A federal grand jury in the Eastern District of New York returned an indictment against Javier Aguilar, an oil trader at Vitol, an energy and commodity trading company, for his role in a five-year international bribery and money laundering scheme carried out in Ecuador.
Between approximately 2015 and July 2020, Aguilar and others participated in a conspiracy to pay and conceal bribes to Ecuadoran government officials, including officials at Petroecuador, the state-owned oil and gas company, to secure a valuable, $300 million contract to purchase fuel oil for the benefit of Vitol.
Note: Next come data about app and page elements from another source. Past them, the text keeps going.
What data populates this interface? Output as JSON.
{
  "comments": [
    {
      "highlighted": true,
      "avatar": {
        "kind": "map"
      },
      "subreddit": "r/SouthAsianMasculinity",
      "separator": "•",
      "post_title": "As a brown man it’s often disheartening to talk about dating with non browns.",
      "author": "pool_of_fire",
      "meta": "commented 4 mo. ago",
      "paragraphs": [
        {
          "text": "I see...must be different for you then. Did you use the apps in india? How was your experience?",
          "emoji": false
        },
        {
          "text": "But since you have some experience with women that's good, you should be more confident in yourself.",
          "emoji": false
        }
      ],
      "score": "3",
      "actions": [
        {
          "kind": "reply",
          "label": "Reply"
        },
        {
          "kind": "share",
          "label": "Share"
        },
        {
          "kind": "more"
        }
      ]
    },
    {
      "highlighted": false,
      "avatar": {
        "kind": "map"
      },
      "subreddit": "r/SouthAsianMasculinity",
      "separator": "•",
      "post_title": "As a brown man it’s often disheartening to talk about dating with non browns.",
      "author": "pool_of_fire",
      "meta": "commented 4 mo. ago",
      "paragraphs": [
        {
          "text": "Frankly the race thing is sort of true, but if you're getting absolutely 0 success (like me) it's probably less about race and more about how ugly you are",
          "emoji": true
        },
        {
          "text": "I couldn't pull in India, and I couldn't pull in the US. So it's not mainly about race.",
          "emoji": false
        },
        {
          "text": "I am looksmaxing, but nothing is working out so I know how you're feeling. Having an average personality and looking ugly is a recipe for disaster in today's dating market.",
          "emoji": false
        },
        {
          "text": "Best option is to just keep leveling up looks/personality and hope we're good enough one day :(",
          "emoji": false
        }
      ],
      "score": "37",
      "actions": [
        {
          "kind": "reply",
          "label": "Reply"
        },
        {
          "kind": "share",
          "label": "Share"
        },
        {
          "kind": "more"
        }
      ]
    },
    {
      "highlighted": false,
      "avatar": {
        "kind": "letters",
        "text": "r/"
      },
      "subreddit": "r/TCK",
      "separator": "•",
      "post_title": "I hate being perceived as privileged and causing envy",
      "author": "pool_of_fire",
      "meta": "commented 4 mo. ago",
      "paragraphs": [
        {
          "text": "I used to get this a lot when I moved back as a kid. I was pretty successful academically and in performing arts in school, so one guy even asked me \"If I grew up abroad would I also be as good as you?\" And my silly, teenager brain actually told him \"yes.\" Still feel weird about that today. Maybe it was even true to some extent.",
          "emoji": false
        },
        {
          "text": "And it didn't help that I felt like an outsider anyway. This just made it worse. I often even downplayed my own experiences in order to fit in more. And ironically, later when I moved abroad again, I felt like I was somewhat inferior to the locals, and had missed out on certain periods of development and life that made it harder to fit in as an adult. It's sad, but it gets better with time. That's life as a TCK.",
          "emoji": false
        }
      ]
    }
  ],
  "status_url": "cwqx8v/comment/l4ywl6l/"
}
Aguilar was charged in two counts – conspiracy to violate the FCPA and conspiracy to commit money laundering.
Aguilar has been the focus of a long-running FCPA and money laundering investigation. The investigation was initially focused on trading activities involving Petrobras in Brazil. Vitol is the world’s largest independent oil trader and is based in London. Aside from Aguilar, other Vitol executives are under investigation.
In the initial complaint supporting an arrest warrant for Aguilar, the government affidavit references two cooperating witnesses who entered into written cooperation agreements and guilty pleas. The complaint references recorded phone calls and meetings with Aguilar.
Aguilar is alleged to have made illegal payments of approximately $870,000 to Ecuadoran officials for their assistance in securing a $300 million fuel oil contract with Petroecuador.
Vitol is cooperating with the DOJ probe.
Aguilar was arrested on July 10, 2020 and released on $100,000 bond.
According to the charging documents, Aguilar used an intermediary in Curacao and shell companies to funnel bribes to two Ecuadoran consultants who in turn passed the bribes to two Petroecuador officials, including a senior manager and a member of the Ecuadoran ministry of Hydrocarbons.
Starting in 2015, Aguilar, the two consultants and the two Ecuadoran government officials met and agreed to facilitate business opportunities in exchange for bribes. Beginning in 2016, the conspirators agreed that the amount of corrupt payments would be 25 cents per barrel of fuel oil provided to Vitol pursuant to a Petroecuador contract.
To conceal the bribery scheme, Aguilar instructed one of the consultants to use the intermediary to hide the source of the payments made to the two consultants. In December 2016, the intermediary and one of the consultants entered into a sham consulting agreement between the consulting company and one of the shell company’s controlled by the intermediary. To receive the payments, the consultant generated a fake invoice corresponding to the number of barrels of fuel oil that Vitol received.
Vitol made payments to bank accounts in Curacao in the name of the shell companies, respectively, which were controlled by the intermediary. After receiving such payments, the intermediary wired payments to a consulting company bank account in the Cayman Islands. The consultants paid the bribes p[romised to the Ecuadoran officials accounts.
Between March 2017 and November 2018, the two consultants paid one of Ecuadoran officials approximately $270,000 for Vitol. In addition, between May 2018 and March 2020, Aguilar and others caused Vitol to pay the two consultants $1.4 million of the $3.6 million owed pursuant to the contract. The two consultants paid Ecuadoran official approximately $600,000 of the more than $1.5 million that the conspirators agreed to pay one of the Ecuadoran officials on behalf of Vitol.
Starting in 2019, some of Aguilar’s telephone discussions and meetings with the two consultants were recorded. On February 6, 2020, Aguilar discussed with one of the consultants that Vitol owed money to the Ecuadoran officials. Aguilar specifically stated: “It’s a commitment… I mean, I manage it. It will be done. I have to accelerate this, so there will be no more hindering of this.” In a subsequent conversation Aguilar referred to the need to execute “fake contracts” to facilitate additional payments.
On March 5, 2020, Aguilar met with the two consultants in Houston, Texas. The meeting was recorded. The two consultants stated they need to be paid by the intermediary. Aguilar indicated he was in contact with the intermediary as to payments to the two consultants and “four or five others.”